Automate Your Busywork
Automate Your Busywork

Automate Your Busywork

To truly conquer your busywork, you'll need to put in time and effort to determine precisely what needs to be automated. (Location 460)

Take 15 minutes to describe or sketch out your vision of work that matters to you and your career. What do you enjoy doing the most? What would you like to save your brain to do more of? What delivers the most impact? Include as many details as possible. Don't worry about a perfect breakdown at this stage; just get down as much as you can. (Location 480)

The reasons we avoid a task, in any given moment, are extremely personal—and can be highly confounding. (Location 507)

The more systems we establish, the less we can procrastinate. Automated expense submissions, for example, don't wait until they're in the mood to sort and classify receipts. (Location 511)

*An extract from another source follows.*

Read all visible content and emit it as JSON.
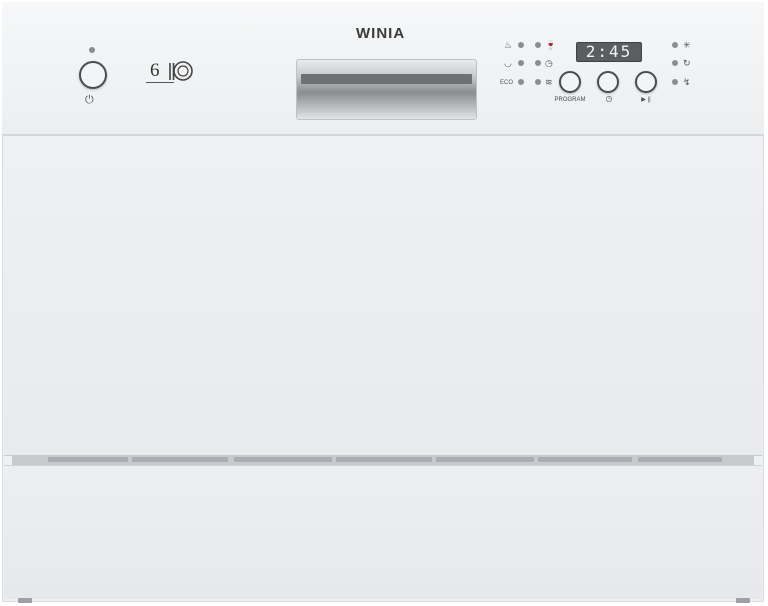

Success doesn't require extraordinary motivation. If you think something is boring or unpleasant, you need to take your feelings out of the equation and decide in advance exactly how and when it will get done. In other words, you need to automate it. (Location 515)

Complete your day's hunt before turning to the lesser items. (Location 567)

As for those lesser tasks, give your to‐do list a good look. Do they all need to be done manually? Could some be automated? (Location 571)

I developed the automation flywheel after I realized that automation is never fully “done”—it's ever‐evolving. I know that might sound discouraging, but stick with me here. (Location 585)

The flywheel starts turning when you realize you've fallen into a pit of busywork and you're ready to climb out, and it proceeds in three stages: divide and conquer, design and implement, and refine and iterate. (Location 595)

DIVIDE: The process begins with exploring the source of your busywork: what it looks like, why it's happening, and who's involved (or who isn't involved but should be), plus key signs and symptoms. The better you understand how your time is being siphoned, the more precisely you can plan to recover it. Note, while you may be tempted to skip or gloss over this step, I urge you to harness your curiosity and dig in. With a little effort you'll start to see patterns that apply to many of your most frustrating and time‐draining activities. (Location 598)

CONQUER: Workflows and processes transform single instruments into a harmonious and synchronized orchestra. They underpin all the automations you'll implement while freeing up the bandwidth you need to pursue your meaningful work. (Location 603)

DESIGN: Like sketching a product prototype, this is where you'll literally draw or map out each step of your automation. Visualizing every stage ensures you don't miss anything. It also reveals how the steps connect, while highlighting action points that may require decisions, new data, input from customers or colleagues, and other key factors. I'll also share my design techniques as well as how the team at Jotform plans their automations. (Location 605)

IMPLEMENT: Here's where you'll build the actual automation and connect your data. I'll suggest some popular tools for common automation tasks, but—thanks to the blistering pace of technological change—you'll need to do your own research. That's the only way to determine what software or systems suit your particular needs and what's best for the job. The good news? (Location 609)

The divide‐and‐conquer stage of the automation flywheel can help you figure out how and why you're overwhelmed with busywork. (Location 658)

The most potent drains are often hiding in plain sight. These are the repetitive, manual tasks we tacitly accept as part of our workday when, in fact, they could be automated right off your to‐do list. (Location 661)

As my blood pressure rose higher and higher I had an epiphany: these weren't just emails, they were workflows. If I wanted to get my work under control, I had to understand and manage my workflows. (Location 740)

Workflows are a series of interconnected steps that produce a result. Consider the steps you take to brush your teeth: grab your toothbrush, apply toothpaste, add water, brush, rinse, repeat. Some workflows, like teeth brushing, are linear, meaning they always follow the same series of steps, in the same order. (We'll look at other types of workflows later on.) The steps are connected—and rely on each other. We can't apply toothpaste if we've run out. Or we can't use the sink if it's clogged. These are the sorts of interconnections that can trip up our workflows. (Location 743)

All but the simplest emails aren't to‐do list items; they're workflows. (Location 754)

This is the essence of a workflow: mapping out the full process in advance. (Location 798)

In a marketing workflow, missing or mishandling the step where a customer confirms a newsletter subscription would be problematic. (Location 804)

Once you've adjusted to the metaphorical dark and are better at spotting the workflows hiding in your busywork, you're ready to embrace an automation‐first mindset. (Location 962)

What can I automate? What should I spend my time on? What shouldn't I spend my time on? (Location 964)

Note that the most important tasks to identify are the ones in that last question—what shouldn't I spend my time on. (Location 966)

The modern Gantt chart plots a list of deliverables on the y, or vertical axis, against time on the x, or horizontal axis. (Location 1163)

Many of the smartest, most successful, most innovative people and organizations struggle with processes like content creation, which can feel tangential to their core function. (Location 1393)